Application setup

For our example application we will have Home screen on / path and About screen on /about path. I will be using create-react-app with react-router-dom@6. I’ve created two simple components/pages named Home and About exported as default exports.

Important! React.lazy takes a function that must call a dynamic import(). This must return a Promise which resolves to a module with a default export containing a React component.

I also added Layout component with simple navigation:

function Layout() {
  return (
            <Link to="/">Home</Link>
            <Link to="/about">About</Link>
      <hr />
      <Outlet />

And App component looks has the following content:

import Home from './pages/Home'
import About from './pages/About'
import Layout from './components/Layout'

function App() {
  return (
      <Route path="/" element={<Layout />}>
        <Route index element={<Home />} />
        <Route path="about" element={<About />} />

With that setup we have single, large bundle and all pages are loaded during the initial load.
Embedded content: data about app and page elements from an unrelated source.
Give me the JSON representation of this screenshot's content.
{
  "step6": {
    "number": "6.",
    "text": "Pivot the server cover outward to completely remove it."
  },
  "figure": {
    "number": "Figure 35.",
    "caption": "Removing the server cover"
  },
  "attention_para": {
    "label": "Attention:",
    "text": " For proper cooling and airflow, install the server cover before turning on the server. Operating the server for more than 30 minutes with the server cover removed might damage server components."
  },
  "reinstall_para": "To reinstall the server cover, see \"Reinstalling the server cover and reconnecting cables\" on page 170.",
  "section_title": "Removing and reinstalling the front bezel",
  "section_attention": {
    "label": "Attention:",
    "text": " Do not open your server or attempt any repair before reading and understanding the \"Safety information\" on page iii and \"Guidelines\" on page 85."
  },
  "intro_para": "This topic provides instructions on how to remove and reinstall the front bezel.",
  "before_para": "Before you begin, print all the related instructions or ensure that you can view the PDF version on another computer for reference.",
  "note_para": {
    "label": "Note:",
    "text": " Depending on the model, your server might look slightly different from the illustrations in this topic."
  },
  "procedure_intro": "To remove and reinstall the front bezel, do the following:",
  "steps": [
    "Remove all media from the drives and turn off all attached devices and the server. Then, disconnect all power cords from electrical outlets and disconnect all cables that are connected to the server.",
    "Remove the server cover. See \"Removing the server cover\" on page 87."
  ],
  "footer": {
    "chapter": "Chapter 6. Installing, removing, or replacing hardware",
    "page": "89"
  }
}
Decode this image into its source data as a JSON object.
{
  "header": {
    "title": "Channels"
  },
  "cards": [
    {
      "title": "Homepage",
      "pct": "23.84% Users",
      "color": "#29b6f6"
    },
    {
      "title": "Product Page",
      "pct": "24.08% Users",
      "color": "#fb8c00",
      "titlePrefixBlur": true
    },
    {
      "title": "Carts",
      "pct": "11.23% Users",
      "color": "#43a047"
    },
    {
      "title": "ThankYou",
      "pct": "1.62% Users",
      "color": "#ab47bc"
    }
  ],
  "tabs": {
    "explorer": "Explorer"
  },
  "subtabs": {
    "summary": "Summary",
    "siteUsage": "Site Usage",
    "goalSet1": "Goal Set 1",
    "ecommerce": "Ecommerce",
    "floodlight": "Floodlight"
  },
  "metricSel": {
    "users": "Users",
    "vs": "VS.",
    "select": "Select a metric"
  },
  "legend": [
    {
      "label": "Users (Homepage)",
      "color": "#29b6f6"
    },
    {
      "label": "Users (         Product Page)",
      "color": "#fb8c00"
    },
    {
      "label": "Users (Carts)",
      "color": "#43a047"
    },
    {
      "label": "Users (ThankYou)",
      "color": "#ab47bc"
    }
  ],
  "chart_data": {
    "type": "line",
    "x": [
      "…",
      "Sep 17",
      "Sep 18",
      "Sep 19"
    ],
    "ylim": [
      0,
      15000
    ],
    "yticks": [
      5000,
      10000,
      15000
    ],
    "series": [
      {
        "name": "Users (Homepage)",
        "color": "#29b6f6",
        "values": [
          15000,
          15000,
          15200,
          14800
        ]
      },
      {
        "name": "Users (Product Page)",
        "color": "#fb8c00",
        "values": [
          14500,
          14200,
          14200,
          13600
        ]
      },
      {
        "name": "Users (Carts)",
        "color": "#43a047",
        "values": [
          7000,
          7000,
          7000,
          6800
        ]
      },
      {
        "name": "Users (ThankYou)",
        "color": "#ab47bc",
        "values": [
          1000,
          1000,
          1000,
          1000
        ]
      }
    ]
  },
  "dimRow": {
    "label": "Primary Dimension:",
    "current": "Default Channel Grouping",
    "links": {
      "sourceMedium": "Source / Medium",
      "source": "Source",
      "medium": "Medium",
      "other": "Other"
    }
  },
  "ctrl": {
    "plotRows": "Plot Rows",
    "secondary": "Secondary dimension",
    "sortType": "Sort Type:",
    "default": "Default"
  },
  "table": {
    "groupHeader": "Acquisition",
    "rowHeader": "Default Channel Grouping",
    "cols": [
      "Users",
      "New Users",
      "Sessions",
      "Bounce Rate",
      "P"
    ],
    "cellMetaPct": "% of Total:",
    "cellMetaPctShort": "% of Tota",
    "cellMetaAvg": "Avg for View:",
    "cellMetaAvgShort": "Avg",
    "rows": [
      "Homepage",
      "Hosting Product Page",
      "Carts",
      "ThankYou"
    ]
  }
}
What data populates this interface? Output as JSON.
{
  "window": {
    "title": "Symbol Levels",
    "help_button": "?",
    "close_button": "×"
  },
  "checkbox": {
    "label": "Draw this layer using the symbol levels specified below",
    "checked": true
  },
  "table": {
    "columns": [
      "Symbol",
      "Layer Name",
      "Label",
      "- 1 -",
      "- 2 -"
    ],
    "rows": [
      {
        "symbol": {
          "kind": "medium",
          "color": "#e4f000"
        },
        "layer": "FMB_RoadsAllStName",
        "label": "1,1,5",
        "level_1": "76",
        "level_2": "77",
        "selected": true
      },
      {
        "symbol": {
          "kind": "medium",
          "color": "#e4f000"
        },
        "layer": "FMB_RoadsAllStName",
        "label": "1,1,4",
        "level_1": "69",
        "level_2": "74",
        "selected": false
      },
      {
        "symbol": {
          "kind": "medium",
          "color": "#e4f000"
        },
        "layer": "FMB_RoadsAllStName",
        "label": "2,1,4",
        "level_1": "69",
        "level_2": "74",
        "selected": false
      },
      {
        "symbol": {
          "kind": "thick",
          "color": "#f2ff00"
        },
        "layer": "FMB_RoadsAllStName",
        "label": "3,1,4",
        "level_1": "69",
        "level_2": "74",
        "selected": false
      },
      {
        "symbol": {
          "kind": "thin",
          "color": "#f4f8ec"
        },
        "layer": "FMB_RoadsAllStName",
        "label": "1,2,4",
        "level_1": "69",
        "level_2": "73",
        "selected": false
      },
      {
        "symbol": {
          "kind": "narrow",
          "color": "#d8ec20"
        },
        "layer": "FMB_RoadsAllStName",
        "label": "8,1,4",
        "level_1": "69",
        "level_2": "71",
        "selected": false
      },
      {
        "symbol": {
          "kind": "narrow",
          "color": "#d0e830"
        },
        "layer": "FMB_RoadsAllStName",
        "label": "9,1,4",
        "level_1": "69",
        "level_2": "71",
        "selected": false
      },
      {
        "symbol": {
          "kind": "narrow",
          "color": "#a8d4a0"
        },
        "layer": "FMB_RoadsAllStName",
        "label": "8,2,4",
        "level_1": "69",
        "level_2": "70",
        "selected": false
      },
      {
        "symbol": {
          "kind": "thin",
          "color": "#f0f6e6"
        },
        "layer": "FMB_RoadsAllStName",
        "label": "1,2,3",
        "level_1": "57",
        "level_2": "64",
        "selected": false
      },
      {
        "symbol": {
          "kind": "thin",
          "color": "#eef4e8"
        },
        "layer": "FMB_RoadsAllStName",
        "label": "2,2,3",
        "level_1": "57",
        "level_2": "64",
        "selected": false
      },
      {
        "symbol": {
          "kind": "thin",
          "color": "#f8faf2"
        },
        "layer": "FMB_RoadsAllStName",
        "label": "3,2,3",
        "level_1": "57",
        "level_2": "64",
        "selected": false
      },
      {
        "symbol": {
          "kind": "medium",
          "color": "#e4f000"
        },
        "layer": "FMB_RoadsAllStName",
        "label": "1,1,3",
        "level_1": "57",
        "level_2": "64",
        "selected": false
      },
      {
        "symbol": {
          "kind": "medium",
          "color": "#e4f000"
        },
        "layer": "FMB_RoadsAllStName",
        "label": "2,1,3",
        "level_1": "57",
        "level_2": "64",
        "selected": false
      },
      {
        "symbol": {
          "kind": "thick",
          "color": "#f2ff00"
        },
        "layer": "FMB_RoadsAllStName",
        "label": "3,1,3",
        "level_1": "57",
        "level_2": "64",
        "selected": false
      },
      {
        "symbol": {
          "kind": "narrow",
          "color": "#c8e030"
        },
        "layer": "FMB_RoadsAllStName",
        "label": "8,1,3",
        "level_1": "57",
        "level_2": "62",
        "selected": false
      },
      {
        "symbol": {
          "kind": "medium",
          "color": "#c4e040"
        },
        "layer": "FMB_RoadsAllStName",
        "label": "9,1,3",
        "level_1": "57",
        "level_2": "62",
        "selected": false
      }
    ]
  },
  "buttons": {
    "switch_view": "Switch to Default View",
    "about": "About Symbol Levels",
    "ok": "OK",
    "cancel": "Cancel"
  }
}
For this particular case it won’t be a problem - About component has only two elements with plain text and it doesn’t use any sizeable libraries. But we assume that our app is taking too long to load and we want to fix that as soon as possible.

According to our plan we want to have Home at the initial load and then load About on-demand.


Let’s start with changing the way how we import the About component:

// import About from "./pages/About"; ❌
const About = React.lazy(() => import("./pages/About"));

We’ve used React’s build-in support for loading modules as React components. When we run the app we would see the error. This is caused by the fact that while the component is lazily loaded React can’t display anything in its place.

Adding Suspense

In React we can fix this issue using <Suspense /> component. Using <Suspense /> allows us to render a fallback value while the user waits for the module to be loaded. Just wrap About with suspense and provide the fallback value. In place of Loading... screen you can pass any valid React component such as loading spinner.

    <React.Suspense fallback={<>Loading...</>}>
      <About />

With the following fix user should see Loading... in the place where the About component should be displayed while loading the module.


Now let’s check how our changes affected the overall user experience. For demonstration purposed I’ve installed lodash imported it in the About component. I’ve set network throttling to Slow 3G.

At first let’s take a look at loading time and bundle size for the non-optimized app (no React.lazy and Suspense).

As you can clearly see we have a single bundle.js file which includes all files for the app. User had to wait almost 12 seconds to use the app, at least he didn’t had to wait to see the About page. However if he wanted to see just the home page he lost few seconds waiting for the whole bundle. There were over 470 kB transferred at once.

Now let’s perform similar test but using React.lazy.

Here you can see the results after navigating to the /about path. Initially there were 375 kB to transfer which took 2 seconds less than in the previous case. Used had to wait less to interact with the app. Unused lodash package wasn’t transferred at all.

After clicking the link to /about another scripts were loaded: lodash and chuncked file with About component. The size of transferred JS files is the same in both cases but the initial load time is shorter for the lazily loaded content.


In larger, production applications those differences between using lazy loading and not can be much greater. Here we had only simple components with almost no content. However the difference is noticeable even in this situation.

You can optimize the imports even further to improve the user experience - for example you can conditionally lazy load components on mouse hover or on app’s state change.